- Problem to work on -
Return all of the entries, keeping every word and mark as it is.

- Supplied data -
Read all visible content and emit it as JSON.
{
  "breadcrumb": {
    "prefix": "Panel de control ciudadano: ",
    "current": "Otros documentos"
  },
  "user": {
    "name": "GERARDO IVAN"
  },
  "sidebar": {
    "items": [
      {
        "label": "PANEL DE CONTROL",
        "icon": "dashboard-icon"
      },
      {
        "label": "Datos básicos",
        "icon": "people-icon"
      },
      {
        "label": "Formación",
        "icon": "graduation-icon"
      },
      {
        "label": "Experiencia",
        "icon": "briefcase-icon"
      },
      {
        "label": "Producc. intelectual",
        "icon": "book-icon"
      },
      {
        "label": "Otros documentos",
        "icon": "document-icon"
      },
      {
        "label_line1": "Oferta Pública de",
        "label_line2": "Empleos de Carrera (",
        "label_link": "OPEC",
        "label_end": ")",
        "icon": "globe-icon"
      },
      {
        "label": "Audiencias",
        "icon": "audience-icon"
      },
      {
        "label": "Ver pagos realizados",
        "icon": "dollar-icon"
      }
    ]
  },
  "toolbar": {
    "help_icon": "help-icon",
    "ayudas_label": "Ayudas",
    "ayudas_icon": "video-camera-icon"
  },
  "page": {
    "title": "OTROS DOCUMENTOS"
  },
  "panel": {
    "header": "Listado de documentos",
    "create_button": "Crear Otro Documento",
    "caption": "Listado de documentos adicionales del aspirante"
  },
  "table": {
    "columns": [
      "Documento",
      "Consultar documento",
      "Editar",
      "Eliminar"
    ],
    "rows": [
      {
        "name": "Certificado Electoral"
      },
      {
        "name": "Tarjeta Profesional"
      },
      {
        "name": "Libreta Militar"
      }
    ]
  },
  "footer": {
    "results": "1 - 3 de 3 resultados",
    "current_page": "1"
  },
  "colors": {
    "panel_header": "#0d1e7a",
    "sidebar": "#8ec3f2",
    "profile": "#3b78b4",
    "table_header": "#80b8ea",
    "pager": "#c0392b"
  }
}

- Answer to this task -
Read all visible content and emit it as JSON.
{
  "breadcrumb": {
    "prefix": "Panel de control ciudadano: ",
    "current": "Otros documentos"
  },
  "user": {
    "name": "GERARDO IVAN"
  },
  "sidebar": {
    "items": [
      {
        "label": "PANEL DE CONTROL",
        "icon": "dashboard-icon"
      },
      {
        "label": "Datos básicos",
        "icon": "people-icon"
      },
      {
        "label": "Formación",
        "icon": "graduation-icon"
      },
      {
        "label": "Experiencia",
        "icon": "briefcase-icon"
      },
      {
        "label": "Producc. intelectual",
        "icon": "book-icon"
      },
      {
        "label": "Otros documentos",
        "icon": "document-icon"
      },
      {
        "label_line1": "Oferta Pública de",
        "label_line2": "Empleos de Carrera (",
        "label_link": "OPEC",
        "label_end": ")",
        "icon": "globe-icon"
      },
      {
        "label": "Audiencias",
        "icon": "audience-icon"
      },
      {
        "label": "Ver pagos realizados",
        "icon": "dollar-icon"
      }
    ]
  },
  "toolbar": {
    "help_icon": "help-icon",
    "ayudas_label": "Ayudas",
    "ayudas_icon": "video-camera-icon"
  },
  "page": {
    "title": "OTROS DOCUMENTOS"
  },
  "panel": {
    "header": "Listado de documentos",
    "create_button": "Crear Otro Documento",
    "caption": "Listado de documentos adicionales del aspirante"
  },
  "table": {
    "columns": [
      "Documento",
      "Consultar documento",
      "Editar",
      "Eliminar"
    ],
    "rows": [
      {
        "name": "Certificado Electoral"
      },
      {
        "name": "Tarjeta Profesional"
      },
      {
        "name": "Libreta Militar"
      }
    ]
  },
  "footer": {
    "results": "1 - 3 de 3 resultados",
    "current_page": "1"
  },
  "colors": {
    "panel_header": "#0d1e7a",
    "sidebar": "#8ec3f2",
    "profile": "#3b78b4",
    "table_header": "#80b8ea",
    "pager": "#c0392b"
  }
}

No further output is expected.